Interleukin-21 induces the differentiation of human umbilical cord blood CD34-lineage- cells into pseudomature lytic NK cells
1 Department of Gynaecology, Catholic University Medical School, Rome, Italy
2 Department of Haematology and Cell Therapy, Azienda Ospedaliera "San Camillo-Forlanini", Rome, Italy
3 Department of Haematology, Laboratory of Immunology, Catholic University Medical School, Rome, Italy
4 IRCCS San Raffaele Pisana, Rome, Italy
BMC Immunology 2009, 10:46 doi:10.1186/1471-2172-10-46Published: 27 August 2009
Umbilical cord blood (UCB) is enriched with transplantable CD34+ cells. In addition to CD34-expressing haematopoietic stem cells (HSC), human UCB contains a rare population of CD34-lineage- cells endowed with the ability to differentiate along the T/NK pathway in response to interleukin (IL)-15 and a stromal cell support. IL-21 is a crucial regulator of NK cell function, whose influence on IL-15-induced differentiation of CD34-lineage- cells has not been investigated previously. The present study was designed and conducted to address whether IL-21 might replace the stromal cell requirements and foster the IL-15-induced NK differentiation of human UCB CD34-lineage- cells.
CD34-lineage- cells were maintained in liquid culture with Flt3-L and SCF, with the addition of IL-15 and IL-21, either alone or in combination. Cultures were established in the absence of feeder cells or serum supplementation. Cytokine-treated cells were used to evaluate cell surface phenotype, expression of molecular determinants of lymphoid/NK cell differentiation, secretion of IFN-γ, GM-CSF, TNF-α and CCL3/MIP-1α, and cytolytic activity against NK-sensitive tumour cell targets. CD34-lineage- cells proliferated vigorously in response to IL-15 and IL-21 but not to IL-21 alone, and up-regulated phosphorylated Stat1 and Stat3 proteins. CD34-lineage- cells expanded by IL-21 in combination with IL-15 acquired lymphoid morphology and killer-cell immunoglobulin-like receptor (KIR)-CD56+CD16-/+ phenotype, consistent with pseudo-mature NK cells. IL-21/IL-15-differentiated cells expressed high levels of mRNA for Bcl-2, GATA-3 and Id2, a master switch required for NK-cell development, and harboured un-rearranged TCRγ genes.

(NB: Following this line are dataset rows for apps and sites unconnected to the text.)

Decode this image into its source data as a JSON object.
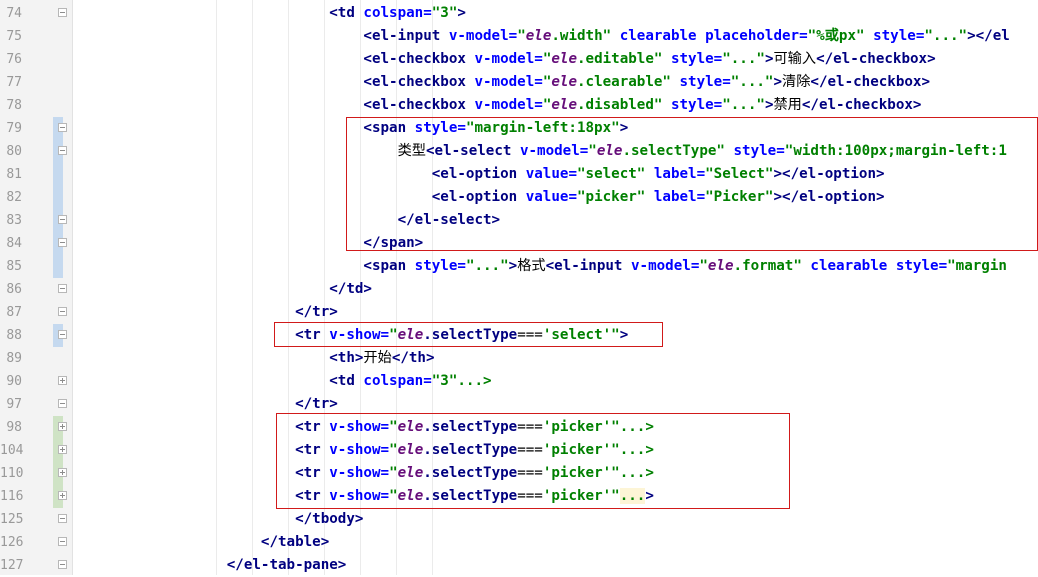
{
  "lines": [
    {
      "num": "74",
      "fold": "minus",
      "vcs": "none",
      "code": [
        {
          "t": "                              "
        },
        {
          "t": "<td ",
          "c": "tag"
        },
        {
          "t": "colspan",
          "c": "attr"
        },
        {
          "t": "=",
          "c": "attr"
        },
        {
          "t": "\"3\"",
          "c": "str"
        },
        {
          "t": ">",
          "c": "tag"
        }
      ]
    },
    {
      "num": "75",
      "fold": "",
      "vcs": "none",
      "code": [
        {
          "t": "                                  "
        },
        {
          "t": "<el-input ",
          "c": "tag"
        },
        {
          "t": "v-model",
          "c": "attr"
        },
        {
          "t": "=",
          "c": "attr"
        },
        {
          "t": "\"",
          "c": "str"
        },
        {
          "t": "ele",
          "c": "vvar"
        },
        {
          "t": ".width\"",
          "c": "str"
        },
        {
          "t": " "
        },
        {
          "t": "clearable",
          "c": "attr"
        },
        {
          "t": " "
        },
        {
          "t": "placeholder",
          "c": "attr"
        },
        {
          "t": "=",
          "c": "attr"
        },
        {
          "t": "\"%或px\"",
          "c": "str"
        },
        {
          "t": " "
        },
        {
          "t": "style",
          "c": "attr"
        },
        {
          "t": "=",
          "c": "attr"
        },
        {
          "t": "\"...\"",
          "c": "str"
        },
        {
          "t": "></el",
          "c": "tag"
        }
      ]
    },
    {
      "num": "76",
      "fold": "",
      "vcs": "none",
      "code": [
        {
          "t": "                                  "
        },
        {
          "t": "<el-checkbox ",
          "c": "tag"
        },
        {
          "t": "v-model",
          "c": "attr"
        },
        {
          "t": "=",
          "c": "attr"
        },
        {
          "t": "\"",
          "c": "str"
        },
        {
          "t": "ele",
          "c": "vvar"
        },
        {
          "t": ".editable\"",
          "c": "str"
        },
        {
          "t": " "
        },
        {
          "t": "style",
          "c": "attr"
        },
        {
          "t": "=",
          "c": "attr"
        },
        {
          "t": "\"...\"",
          "c": "str"
        },
        {
          "t": ">",
          "c": "tag"
        },
        {
          "t": "可输入",
          "c": "txt"
        },
        {
          "t": "</el-checkbox>",
          "c": "tag"
        }
      ]
    },
    {
      "num": "77",
      "fold": "",
      "vcs": "none",
      "code": [
        {
          "t": "                                  "
        },
        {
          "t": "<el-checkbox ",
          "c": "tag"
        },
        {
          "t": "v-model",
          "c": "attr"
        },
        {
          "t": "=",
          "c": "attr"
        },
        {
          "t": "\"",
          "c": "str"
        },
        {
          "t": "ele",
          "c": "vvar"
        },
        {
          "t": ".clearable\"",
          "c": "str"
        },
        {
          "t": " "
        },
        {
          "t": "style",
          "c": "attr"
        },
        {
          "t": "=",
          "c": "attr"
        },
        {
          "t": "\"...\"",
          "c": "str"
        },
        {
          "t": ">",
          "c": "tag"
        },
        {
          "t": "清除",
          "c": "txt"
        },
        {
          "t": "</el-checkbox>",
          "c": "tag"
        }
      ]
    },
    {
      "num": "78",
      "fold": "",
      "vcs": "none",
      "code": [
        {
          "t": "                                  "
        },
        {
          "t": "<el-checkbox ",
          "c": "tag"
        },
        {
          "t": "v-model",
          "c": "attr"
        },
        {
          "t": "=",
          "c": "attr"
        },
        {
          "t": "\"",
          "c": "str"
        },
        {
          "t": "ele",
          "c": "vvar"
        },
        {
          "t": ".disabled\"",
          "c": "str"
        },
        {
          "t": " "
        },
        {
          "t": "style",
          "c": "attr"
        },
        {
          "t": "=",
          "c": "attr"
        },
        {
          "t": "\"...\"",
          "c": "str"
        },
        {
          "t": ">",
          "c": "tag"
        },
        {
          "t": "禁用",
          "c": "txt"
        },
        {
          "t": "</el-checkbox>",
          "c": "tag"
        }
      ]
    },
    {
      "num": "79",
      "fold": "minus",
      "vcs": "mod",
      "code": [
        {
          "t": "                                  "
        },
        {
          "t": "<span ",
          "c": "tag"
        },
        {
          "t": "style",
          "c": "attr"
        },
        {
          "t": "=",
          "c": "attr"
        },
        {
          "t": "\"margin-left:18px\"",
          "c": "str"
        },
        {
          "t": ">",
          "c": "tag"
        }
      ]
    },
    {
      "num": "80",
      "fold": "minus",
      "vcs": "mod",
      "code": [
        {
          "t": "                                      "
        },
        {
          "t": "类型",
          "c": "txt"
        },
        {
          "t": "<el-select ",
          "c": "tag"
        },
        {
          "t": "v-model",
          "c": "attr"
        },
        {
          "t": "=",
          "c": "attr"
        },
        {
          "t": "\"",
          "c": "str"
        },
        {
          "t": "ele",
          "c": "vvar"
        },
        {
          "t": ".selectType\"",
          "c": "str"
        },
        {
          "t": " "
        },
        {
          "t": "style",
          "c": "attr"
        },
        {
          "t": "=",
          "c": "attr"
        },
        {
          "t": "\"width:100px;margin-left:1",
          "c": "str"
        }
      ]
    },
    {
      "num": "81",
      "fold": "",
      "vcs": "mod",
      "code": [
        {
          "t": "                                          "
        },
        {
          "t": "<el-option ",
          "c": "tag"
        },
        {
          "t": "value",
          "c": "attr"
        },
        {
          "t": "=",
          "c": "attr"
        },
        {
          "t": "\"select\"",
          "c": "str"
        },
        {
          "t": " "
        },
        {
          "t": "label",
          "c": "attr"
        },
        {
          "t": "=",
          "c": "attr"
        },
        {
          "t": "\"Select\"",
          "c": "str"
        },
        {
          "t": "></el-option>",
          "c": "tag"
        }
      ]
    },
    {
      "num": "82",
      "fold": "",
      "vcs": "mod",
      "code": [
        {
          "t": "                                          "
        },
        {
          "t": "<el-option ",
          "c": "tag"
        },
        {
          "t": "value",
          "c": "attr"
        },
        {
          "t": "=",
          "c": "attr"
        },
        {
          "t": "\"picker\"",
          "c": "str"
        },
        {
          "t": " "
        },
        {
          "t": "label",
          "c": "attr"
        },
        {
          "t": "=",
          "c": "attr"
        },
        {
          "t": "\"Picker\"",
          "c": "str"
        },
        {
          "t": "></el-option>",
          "c": "tag"
        }
      ]
    },
    {
      "num": "83",
      "fold": "minus",
      "vcs": "mod",
      "code": [
        {
          "t": "                                      "
        },
        {
          "t": "</el-select>",
          "c": "tag"
        }
      ]
    },
    {
      "num": "84",
      "fold": "minus",
      "vcs": "mod",
      "code": [
        {
          "t": "                                  "
        },
        {
          "t": "</span>",
          "c": "tag"
        }
      ]
    },
    {
      "num": "85",
      "fold": "",
      "vcs": "mod",
      "code": [
        {
          "t": "                                  "
        },
        {
          "t": "<span ",
          "c": "tag"
        },
        {
          "t": "style",
          "c": "attr"
        },
        {
          "t": "=",
          "c": "attr"
        },
        {
          "t": "\"...\"",
          "c": "str"
        },
        {
          "t": ">",
          "c": "tag"
        },
        {
          "t": "格式",
          "c": "txt"
        },
        {
          "t": "<el-input ",
          "c": "tag"
        },
        {
          "t": "v-model",
          "c": "attr"
        },
        {
          "t": "=",
          "c": "attr"
        },
        {
          "t": "\"",
          "c": "str"
        },
        {
          "t": "ele",
          "c": "vvar"
        },
        {
          "t": ".format\"",
          "c": "str"
        },
        {
          "t": " "
        },
        {
          "t": "clearable",
          "c": "attr"
        },
        {
          "t": " "
        },
        {
          "t": "style",
          "c": "attr"
        },
        {
          "t": "=",
          "c": "attr"
        },
        {
          "t": "\"margin",
          "c": "str"
        }
      ]
    },
    {
      "num": "86",
      "fold": "minus",
      "vcs": "none",
      "code": [
        {
          "t": "                              "
        },
        {
          "t": "</td>",
          "c": "tag"
        }
      ]
    },
    {
      "num": "87",
      "fold": "minus",
      "vcs": "none",
      "code": [
        {
          "t": "                          "
        },
        {
          "t": "</tr>",
          "c": "tag"
        }
      ]
    },
    {
      "num": "88",
      "fold": "minus",
      "vcs": "mod",
      "code": [
        {
          "t": "                          "
        },
        {
          "t": "<tr ",
          "c": "tag"
        },
        {
          "t": "v-show",
          "c": "attr"
        },
        {
          "t": "=",
          "c": "attr"
        },
        {
          "t": "\"",
          "c": "str"
        },
        {
          "t": "ele",
          "c": "vvar"
        },
        {
          "t": ".selectType",
          "c": "tag"
        },
        {
          "t": "===",
          "c": "txt"
        },
        {
          "t": "'select'",
          "c": "str"
        },
        {
          "t": "\"",
          "c": "str"
        },
        {
          "t": ">",
          "c": "tag"
        }
      ]
    },
    {
      "num": "89",
      "fold": "",
      "vcs": "none",
      "code": [
        {
          "t": "                              "
        },
        {
          "t": "<th>",
          "c": "tag"
        },
        {
          "t": "开始",
          "c": "txt"
        },
        {
          "t": "</th>",
          "c": "tag"
        }
      ]
    },
    {
      "num": "90",
      "fold": "plus",
      "vcs": "none",
      "code": [
        {
          "t": "                              "
        },
        {
          "t": "<td ",
          "c": "tag"
        },
        {
          "t": "colspan",
          "c": "attr"
        },
        {
          "t": "=",
          "c": "attr"
        },
        {
          "t": "\"3\"",
          "c": "str"
        },
        {
          "t": "...>",
          "c": "str"
        }
      ]
    },
    {
      "num": "97",
      "fold": "minus",
      "vcs": "none",
      "code": [
        {
          "t": "                          "
        },
        {
          "t": "</tr>",
          "c": "tag"
        }
      ]
    },
    {
      "num": "98",
      "fold": "plus",
      "vcs": "add",
      "code": [
        {
          "t": "                          "
        },
        {
          "t": "<tr ",
          "c": "tag"
        },
        {
          "t": "v-show",
          "c": "attr"
        },
        {
          "t": "=",
          "c": "attr"
        },
        {
          "t": "\"",
          "c": "str"
        },
        {
          "t": "ele",
          "c": "vvar"
        },
        {
          "t": ".selectType",
          "c": "tag"
        },
        {
          "t": "===",
          "c": "txt"
        },
        {
          "t": "'picker'",
          "c": "str"
        },
        {
          "t": "\"...>",
          "c": "str"
        }
      ]
    },
    {
      "num": "104",
      "fold": "plus",
      "vcs": "add",
      "code": [
        {
          "t": "                          "
        },
        {
          "t": "<tr ",
          "c": "tag"
        },
        {
          "t": "v-show",
          "c": "attr"
        },
        {
          "t": "=",
          "c": "attr"
        },
        {
          "t": "\"",
          "c": "str"
        },
        {
          "t": "ele",
          "c": "vvar"
        },
        {
          "t": ".selectType",
          "c": "tag"
        },
        {
          "t": "===",
          "c": "txt"
        },
        {
          "t": "'picker'",
          "c": "str"
        },
        {
          "t": "\"...>",
          "c": "str"
        }
      ]
    },
    {
      "num": "110",
      "fold": "plus",
      "vcs": "add",
      "code": [
        {
          "t": "                          "
        },
        {
          "t": "<tr ",
          "c": "tag"
        },
        {
          "t": "v-show",
          "c": "attr"
        },
        {
          "t": "=",
          "c": "attr"
        },
        {
          "t": "\"",
          "c": "str"
        },
        {
          "t": "ele",
          "c": "vvar"
        },
        {
          "t": ".selectType",
          "c": "tag"
        },
        {
          "t": "===",
          "c": "txt"
        },
        {
          "t": "'picker'",
          "c": "str"
        },
        {
          "t": "\"...>",
          "c": "str"
        }
      ]
    },
    {
      "num": "116",
      "fold": "plus",
      "vcs": "add",
      "code": [
        {
          "t": "                          "
        },
        {
          "t": "<tr ",
          "c": "tag"
        },
        {
          "t": "v-show",
          "c": "attr"
        },
        {
          "t": "=",
          "c": "attr"
        },
        {
          "t": "\"",
          "c": "str"
        },
        {
          "t": "ele",
          "c": "vvar"
        },
        {
          "t": ".selectType",
          "c": "tag"
        },
        {
          "t": "===",
          "c": "txt"
        },
        {
          "t": "'picker'",
          "c": "str"
        },
        {
          "t": "\"",
          "c": "str"
        },
        {
          "t": "...",
          "c": "str hl"
        },
        {
          "t": ">",
          "c": "tag"
        }
      ]
    },
    {
      "num": "125",
      "fold": "minus",
      "vcs": "none",
      "code": [
        {
          "t": "                          "
        },
        {
          "t": "</tbody>",
          "c": "tag"
        }
      ]
    },
    {
      "num": "126",
      "fold": "minus",
      "vcs": "none",
      "code": [
        {
          "t": "                      "
        },
        {
          "t": "</table>",
          "c": "tag"
        }
      ]
    },
    {
      "num": "127",
      "fold": "minus",
      "vcs": "none",
      "code": [
        {
          "t": "                  "
        },
        {
          "t": "</el-tab-pane>",
          "c": "tag"
        }
      ]
    }
  ],
  "colors": {
    "gutter_bg": "#f3f3f3",
    "vcs_modified": "#c5d9ef",
    "vcs_added": "#cfe3c5",
    "annotation_box": "#d11a1a"
  }
}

From a functional standpoint, IL-21/IL-15-treated cells secreted copious amounts of IFN-γ, GM-CSF and CCL3/MIP-1α, and expressed cell surface CD107a upon contact with NK-sensitive tumour targets, a measure of exocytosis of NK secretory granules.
This study underpins a novel role for IL-21 in the differentiation of pseudo-mature lytic NK cells in a synergistic context with IL-15, and identifies a potential strategy to expand functional NK cells for immunotherapy.